On 12 January, the walls of the exhibition rooms in Wrocław City Gallery will fill with Marian Waldemar Kuczma’s paintings, multi-layered both in their content and form. All paintings on display were created over the last few years.
Even though it is difficult to confine Marian Waldemar Kuczma’s paintings to representational art, the artist refuses to call himself an abstractionist. It is so because each of his paintings has a specific point of reference derived directly from visible reality. Kuczma’s main source of inspiration is the landscape, or more precisely, its fragments abstracted from their spatial context. Often overlooked and rejected, these can be the remains of ruined buildings, forlorn chapels or illegible remains of inscriptions on walls. And though Kuczma’s artworks do not copy nature in a mimetic way, by incorporating pieces of utterly banal matter into the canvases, such as pieces of wood, ceramic or sheet metal brought from specific places, his paintings become a reflection of the real world. It is all immersed in the icon – that is the aura of spirituality, which is the artist’s other great inspiration besides landscape.

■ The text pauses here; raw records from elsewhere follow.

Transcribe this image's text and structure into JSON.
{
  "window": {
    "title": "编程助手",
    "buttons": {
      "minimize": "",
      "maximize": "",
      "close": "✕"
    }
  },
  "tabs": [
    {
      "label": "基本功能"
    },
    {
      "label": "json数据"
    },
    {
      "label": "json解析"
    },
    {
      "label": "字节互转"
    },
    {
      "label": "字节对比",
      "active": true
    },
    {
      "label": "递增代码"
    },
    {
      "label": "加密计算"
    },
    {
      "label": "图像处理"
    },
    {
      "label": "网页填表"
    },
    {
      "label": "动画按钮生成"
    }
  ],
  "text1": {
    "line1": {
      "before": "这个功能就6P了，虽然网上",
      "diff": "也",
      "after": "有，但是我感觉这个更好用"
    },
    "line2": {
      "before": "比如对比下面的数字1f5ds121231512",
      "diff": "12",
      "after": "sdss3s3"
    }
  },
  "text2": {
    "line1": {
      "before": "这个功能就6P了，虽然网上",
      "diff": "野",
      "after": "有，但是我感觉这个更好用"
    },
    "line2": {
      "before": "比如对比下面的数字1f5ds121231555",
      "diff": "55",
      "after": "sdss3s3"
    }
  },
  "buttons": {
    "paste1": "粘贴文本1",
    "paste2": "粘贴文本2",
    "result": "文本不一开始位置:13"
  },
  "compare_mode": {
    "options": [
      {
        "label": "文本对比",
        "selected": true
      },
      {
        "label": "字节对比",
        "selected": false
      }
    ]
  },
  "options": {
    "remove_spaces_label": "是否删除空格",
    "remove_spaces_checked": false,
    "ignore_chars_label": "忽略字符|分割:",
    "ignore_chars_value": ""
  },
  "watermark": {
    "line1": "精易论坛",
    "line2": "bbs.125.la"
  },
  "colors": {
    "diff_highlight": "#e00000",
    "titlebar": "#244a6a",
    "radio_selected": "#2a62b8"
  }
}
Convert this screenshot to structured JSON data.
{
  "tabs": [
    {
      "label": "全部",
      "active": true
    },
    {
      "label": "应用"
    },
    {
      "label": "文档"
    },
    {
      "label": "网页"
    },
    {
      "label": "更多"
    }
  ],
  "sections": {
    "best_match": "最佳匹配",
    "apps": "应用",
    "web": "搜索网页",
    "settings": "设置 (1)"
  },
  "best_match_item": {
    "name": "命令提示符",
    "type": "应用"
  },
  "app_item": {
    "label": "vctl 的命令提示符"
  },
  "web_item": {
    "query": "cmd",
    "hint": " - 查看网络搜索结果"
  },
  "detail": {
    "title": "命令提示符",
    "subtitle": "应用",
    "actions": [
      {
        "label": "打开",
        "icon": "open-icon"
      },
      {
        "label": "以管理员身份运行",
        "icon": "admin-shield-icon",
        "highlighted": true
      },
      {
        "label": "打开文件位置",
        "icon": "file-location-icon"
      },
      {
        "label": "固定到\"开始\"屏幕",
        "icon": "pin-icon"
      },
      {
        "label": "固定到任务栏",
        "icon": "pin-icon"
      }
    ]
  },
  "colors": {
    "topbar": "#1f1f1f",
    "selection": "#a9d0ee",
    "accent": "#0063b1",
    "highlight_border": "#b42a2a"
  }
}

In his paintings, the artist, who comes from the Bieszczady Mountains but lives in Wrocław, somehow balances at the intersection of two cultures. His art knits Eastern spirituality with Western intellectualism not only in the area of narrative and points of reference chosen by the author, but also on the technological level. As Aleksander Jasiński writes in his text, Waldemar Kuczma’s works are full of blurred borders – borders between the remains of a natural landscape and traces of human activity, as well as borders between the sacred and the profane, whose vagueness is highlighted by the multi-layered, palimpsest-like character of the painter’s works.
Join us at the opening on 11 January (Thursday) at 6:00 PM.
The opening will be accompanied by a piano concert by Tomasz Kaczmarek.
The exhibition is on display until 13 February 2024.
Curator: Katarzyna Zahorska